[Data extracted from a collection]
⁂

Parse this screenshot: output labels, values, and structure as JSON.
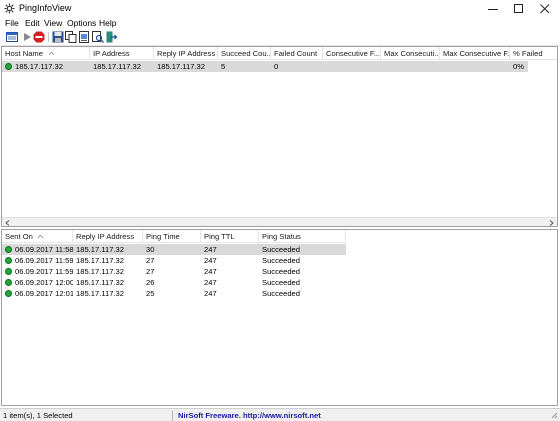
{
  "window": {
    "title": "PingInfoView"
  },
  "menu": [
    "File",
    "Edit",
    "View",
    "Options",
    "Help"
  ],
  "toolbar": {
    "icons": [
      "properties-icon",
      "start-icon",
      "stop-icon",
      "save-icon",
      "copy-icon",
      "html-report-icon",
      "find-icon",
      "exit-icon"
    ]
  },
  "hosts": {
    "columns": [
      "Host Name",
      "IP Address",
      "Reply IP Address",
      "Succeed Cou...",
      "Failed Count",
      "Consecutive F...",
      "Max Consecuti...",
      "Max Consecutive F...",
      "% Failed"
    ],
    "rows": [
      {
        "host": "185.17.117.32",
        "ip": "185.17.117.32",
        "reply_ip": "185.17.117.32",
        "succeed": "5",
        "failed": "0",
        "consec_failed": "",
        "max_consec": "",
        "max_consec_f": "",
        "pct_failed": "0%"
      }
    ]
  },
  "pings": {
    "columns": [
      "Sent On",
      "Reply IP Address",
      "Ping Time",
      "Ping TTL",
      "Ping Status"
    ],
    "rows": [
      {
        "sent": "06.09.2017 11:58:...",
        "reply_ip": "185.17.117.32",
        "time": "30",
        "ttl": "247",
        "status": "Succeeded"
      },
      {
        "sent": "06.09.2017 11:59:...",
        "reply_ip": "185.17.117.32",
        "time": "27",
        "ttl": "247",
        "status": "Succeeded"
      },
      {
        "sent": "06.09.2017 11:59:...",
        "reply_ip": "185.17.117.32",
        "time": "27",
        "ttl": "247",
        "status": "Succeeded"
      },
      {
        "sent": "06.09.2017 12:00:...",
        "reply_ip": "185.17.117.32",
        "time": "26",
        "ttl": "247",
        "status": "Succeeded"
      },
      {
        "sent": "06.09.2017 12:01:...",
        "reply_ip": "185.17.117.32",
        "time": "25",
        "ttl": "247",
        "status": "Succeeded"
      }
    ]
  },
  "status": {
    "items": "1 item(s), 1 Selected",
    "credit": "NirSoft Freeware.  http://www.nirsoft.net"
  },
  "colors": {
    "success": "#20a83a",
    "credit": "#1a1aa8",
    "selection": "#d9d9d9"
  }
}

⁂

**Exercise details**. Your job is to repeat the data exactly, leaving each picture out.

**Solution for this task**.
Parse this screenshot: output labels, values, and structure as JSON.
{
  "window": {
    "title": "PingInfoView"
  },
  "menu": [
    "File",
    "Edit",
    "View",
    "Options",
    "Help"
  ],
  "toolbar": {
    "icons": [
      "properties-icon",
      "start-icon",
      "stop-icon",
      "save-icon",
      "copy-icon",
      "html-report-icon",
      "find-icon",
      "exit-icon"
    ]
  },
  "hosts": {
    "columns": [
      "Host Name",
      "IP Address",
      "Reply IP Address",
      "Succeed Cou...",
      "Failed Count",
      "Consecutive F...",
      "Max Consecuti...",
      "Max Consecutive F...",
      "% Failed"
    ],
    "rows": [
      {
        "host": "185.17.117.32",
        "ip": "185.17.117.32",
        "reply_ip": "185.17.117.32",
        "succeed": "5",
        "failed": "0",
        "consec_failed": "",
        "max_consec": "",
        "max_consec_f": "",
        "pct_failed": "0%"
      }
    ]
  },
  "pings": {
    "columns": [
      "Sent On",
      "Reply IP Address",
      "Ping Time",
      "Ping TTL",
      "Ping Status"
    ],
    "rows": [
      {
        "sent": "06.09.2017 11:58:...",
        "reply_ip": "185.17.117.32",
        "time": "30",
        "ttl": "247",
        "status": "Succeeded"
      },
      {
        "sent": "06.09.2017 11:59:...",
        "reply_ip": "185.17.117.32",
        "time": "27",
        "ttl": "247",
        "status": "Succeeded"
      },
      {
        "sent": "06.09.2017 11:59:...",
        "reply_ip": "185.17.117.32",
        "time": "27",
        "ttl": "247",
        "status": "Succeeded"
      },
      {
        "sent": "06.09.2017 12:00:...",
        "reply_ip": "185.17.117.32",
        "time": "26",
        "ttl": "247",
        "status": "Succeeded"
      },
      {
        "sent": "06.09.2017 12:01:...",
        "reply_ip": "185.17.117.32",
        "time": "25",
        "ttl": "247",
        "status": "Succeeded"
      }
    ]
  },
  "status": {
    "items": "1 item(s), 1 Selected",
    "credit": "NirSoft Freeware.  http://www.nirsoft.net"
  },
  "colors": {
    "success": "#20a83a",
    "credit": "#1a1aa8",
    "selection": "#d9d9d9"
  }
}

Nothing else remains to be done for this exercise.